A Reuters report has pegged Fisker Automotive as being on the verge of bankruptcy. The luxury electric car company's fall from grace has been swift, after years of production problems, low sales, and well-publicized technical failures of its small fleet of Fisker Karma sedans. Part of the pressure inducing Fisker to consider filing for bankruptcy protection has come from the U.S. Department of Energy, which wants $200 million in loans that it made to the automaker paid back. A $10 million loan payment to the federal government is looming later this month, a figure which represents a third of Fisker's available cash. The company has burned through close to $1.5 billion in funding - both private and public - since its inception in 2007, and recently lost its founder to resignation and laid off three-quarters of its entire workforce.
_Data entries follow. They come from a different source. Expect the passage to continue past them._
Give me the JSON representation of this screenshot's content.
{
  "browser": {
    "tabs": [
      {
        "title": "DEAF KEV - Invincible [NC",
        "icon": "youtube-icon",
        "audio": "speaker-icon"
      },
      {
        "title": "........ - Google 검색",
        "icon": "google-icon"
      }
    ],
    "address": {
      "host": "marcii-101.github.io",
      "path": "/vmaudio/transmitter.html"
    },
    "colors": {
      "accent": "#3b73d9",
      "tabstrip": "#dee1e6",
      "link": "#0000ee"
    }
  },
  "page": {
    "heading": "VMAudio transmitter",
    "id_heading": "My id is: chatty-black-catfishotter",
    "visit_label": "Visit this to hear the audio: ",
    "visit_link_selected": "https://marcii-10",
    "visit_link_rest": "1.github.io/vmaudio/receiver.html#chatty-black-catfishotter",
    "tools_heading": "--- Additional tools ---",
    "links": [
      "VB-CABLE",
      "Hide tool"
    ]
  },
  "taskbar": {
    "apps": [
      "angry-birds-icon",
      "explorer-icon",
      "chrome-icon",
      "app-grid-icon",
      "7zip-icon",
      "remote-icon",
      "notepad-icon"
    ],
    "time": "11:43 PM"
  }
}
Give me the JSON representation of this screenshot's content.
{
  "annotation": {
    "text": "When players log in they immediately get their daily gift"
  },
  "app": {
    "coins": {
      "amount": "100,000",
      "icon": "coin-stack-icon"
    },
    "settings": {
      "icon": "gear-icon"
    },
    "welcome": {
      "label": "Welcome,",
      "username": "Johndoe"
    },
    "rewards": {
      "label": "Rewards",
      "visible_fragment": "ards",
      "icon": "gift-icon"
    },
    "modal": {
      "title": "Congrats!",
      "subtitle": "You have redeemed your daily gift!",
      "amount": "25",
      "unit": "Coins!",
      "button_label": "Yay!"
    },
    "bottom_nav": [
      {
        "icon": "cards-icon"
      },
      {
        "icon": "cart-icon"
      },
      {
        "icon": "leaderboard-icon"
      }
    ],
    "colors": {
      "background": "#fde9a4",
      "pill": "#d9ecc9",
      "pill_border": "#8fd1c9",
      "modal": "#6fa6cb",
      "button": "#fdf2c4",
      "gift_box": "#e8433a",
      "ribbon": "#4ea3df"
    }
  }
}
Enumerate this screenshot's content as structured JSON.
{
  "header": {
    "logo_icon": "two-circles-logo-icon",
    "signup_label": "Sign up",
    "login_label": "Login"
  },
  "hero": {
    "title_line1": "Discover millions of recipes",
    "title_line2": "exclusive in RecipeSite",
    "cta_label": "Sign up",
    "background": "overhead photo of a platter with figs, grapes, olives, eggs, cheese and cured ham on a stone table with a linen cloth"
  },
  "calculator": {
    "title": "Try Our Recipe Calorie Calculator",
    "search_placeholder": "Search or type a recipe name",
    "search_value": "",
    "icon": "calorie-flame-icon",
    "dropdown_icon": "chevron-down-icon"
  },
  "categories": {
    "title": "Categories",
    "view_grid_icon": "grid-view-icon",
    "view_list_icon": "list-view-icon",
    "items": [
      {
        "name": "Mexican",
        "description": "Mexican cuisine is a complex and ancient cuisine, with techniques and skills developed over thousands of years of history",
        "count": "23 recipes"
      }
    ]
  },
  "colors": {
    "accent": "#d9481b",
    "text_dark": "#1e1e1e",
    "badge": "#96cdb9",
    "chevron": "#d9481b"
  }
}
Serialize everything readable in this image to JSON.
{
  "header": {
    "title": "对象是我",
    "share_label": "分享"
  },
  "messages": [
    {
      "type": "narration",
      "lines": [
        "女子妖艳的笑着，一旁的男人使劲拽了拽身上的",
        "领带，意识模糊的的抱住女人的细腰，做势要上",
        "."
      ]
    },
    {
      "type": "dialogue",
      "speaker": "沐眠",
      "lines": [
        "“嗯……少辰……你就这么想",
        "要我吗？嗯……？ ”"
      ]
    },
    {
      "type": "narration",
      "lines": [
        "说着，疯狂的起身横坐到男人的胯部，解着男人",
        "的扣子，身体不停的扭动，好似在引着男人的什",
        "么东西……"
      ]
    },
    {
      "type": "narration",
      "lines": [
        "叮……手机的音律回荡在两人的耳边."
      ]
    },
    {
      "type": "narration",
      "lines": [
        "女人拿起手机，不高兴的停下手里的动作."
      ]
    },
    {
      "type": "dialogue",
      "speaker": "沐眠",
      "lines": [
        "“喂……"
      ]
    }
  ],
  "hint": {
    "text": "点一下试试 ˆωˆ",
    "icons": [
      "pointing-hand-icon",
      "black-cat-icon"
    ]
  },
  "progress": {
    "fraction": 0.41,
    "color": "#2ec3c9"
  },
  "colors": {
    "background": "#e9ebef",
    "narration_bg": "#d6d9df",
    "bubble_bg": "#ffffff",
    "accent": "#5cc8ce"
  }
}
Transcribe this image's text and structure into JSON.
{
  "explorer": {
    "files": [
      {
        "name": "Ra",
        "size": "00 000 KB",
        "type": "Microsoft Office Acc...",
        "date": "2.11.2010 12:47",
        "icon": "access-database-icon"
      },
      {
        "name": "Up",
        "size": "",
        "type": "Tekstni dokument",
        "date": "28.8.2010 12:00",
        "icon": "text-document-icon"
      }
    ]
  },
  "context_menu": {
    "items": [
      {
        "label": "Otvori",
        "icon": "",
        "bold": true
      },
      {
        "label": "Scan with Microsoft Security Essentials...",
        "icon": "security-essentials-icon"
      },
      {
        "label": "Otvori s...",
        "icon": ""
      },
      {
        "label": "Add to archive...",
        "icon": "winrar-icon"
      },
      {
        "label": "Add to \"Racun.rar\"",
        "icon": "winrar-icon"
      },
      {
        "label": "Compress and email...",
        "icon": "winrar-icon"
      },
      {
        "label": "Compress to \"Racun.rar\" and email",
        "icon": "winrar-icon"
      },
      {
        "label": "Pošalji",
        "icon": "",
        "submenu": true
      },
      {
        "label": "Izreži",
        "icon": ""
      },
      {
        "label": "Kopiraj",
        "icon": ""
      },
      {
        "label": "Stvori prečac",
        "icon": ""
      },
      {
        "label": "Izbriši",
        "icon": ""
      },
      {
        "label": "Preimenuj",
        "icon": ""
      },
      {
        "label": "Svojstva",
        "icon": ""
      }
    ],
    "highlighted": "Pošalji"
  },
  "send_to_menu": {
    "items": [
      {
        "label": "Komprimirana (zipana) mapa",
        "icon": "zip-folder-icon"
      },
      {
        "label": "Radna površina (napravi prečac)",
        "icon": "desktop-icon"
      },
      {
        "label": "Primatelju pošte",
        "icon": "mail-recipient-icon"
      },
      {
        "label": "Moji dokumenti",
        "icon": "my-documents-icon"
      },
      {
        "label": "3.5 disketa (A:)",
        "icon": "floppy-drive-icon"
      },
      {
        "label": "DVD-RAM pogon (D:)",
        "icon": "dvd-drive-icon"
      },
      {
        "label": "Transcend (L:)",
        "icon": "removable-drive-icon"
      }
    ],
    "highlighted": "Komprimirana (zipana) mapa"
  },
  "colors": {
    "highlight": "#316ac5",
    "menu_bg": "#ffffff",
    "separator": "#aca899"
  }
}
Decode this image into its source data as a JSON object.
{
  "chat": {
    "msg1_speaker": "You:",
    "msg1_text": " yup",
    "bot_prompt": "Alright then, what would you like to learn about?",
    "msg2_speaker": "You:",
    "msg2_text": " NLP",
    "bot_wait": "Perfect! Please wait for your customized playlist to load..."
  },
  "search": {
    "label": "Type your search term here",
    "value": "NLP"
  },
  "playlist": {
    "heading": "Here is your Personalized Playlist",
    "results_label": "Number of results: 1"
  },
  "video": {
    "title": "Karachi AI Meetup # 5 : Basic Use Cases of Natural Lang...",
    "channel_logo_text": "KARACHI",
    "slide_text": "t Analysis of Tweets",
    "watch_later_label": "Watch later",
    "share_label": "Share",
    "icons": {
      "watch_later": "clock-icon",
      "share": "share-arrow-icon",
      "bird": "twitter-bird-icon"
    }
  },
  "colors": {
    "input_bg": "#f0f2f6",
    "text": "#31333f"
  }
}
Which model sold in greater numbers around the world in 2012: the Toyota Corolla, or the Ford Focus? It turns out that the answer is as tricky as the way car companies massage their respective reported sales figures on a monthly basis. Initially, Ford claimed the lead, with 1.02 Ford Focus sedans and hatchbacks sold across the globe. Bloomberg, however, is reporting that Toyota is fighting back, stating that R.L. Polk & Co. had miscalculated sales of the venerable Toyota Corolla in verifying Ford's status.
Initially, Polk offered total Corolla sales figures of 872,774 units. Toyota disputes this tally, announcing that the data doesn't include Corolla-based vehicles like the Toyota Auris, the Toyota Matrix, and the Toyota Verso - sales of which would boost the final figure to 1.16 million. Ford's counter-counter-claim was to announced the Focus as the best-selling 'nameplate' in the world, thus side-stepping Toyota's platform-based argument. It's exceedingly difficult to track model-based sales on a global basis, but this battle of the boasts by two automotive giants indicates just how much closer to parity other car companies have come when challenging Toyota's long-standing hegemony.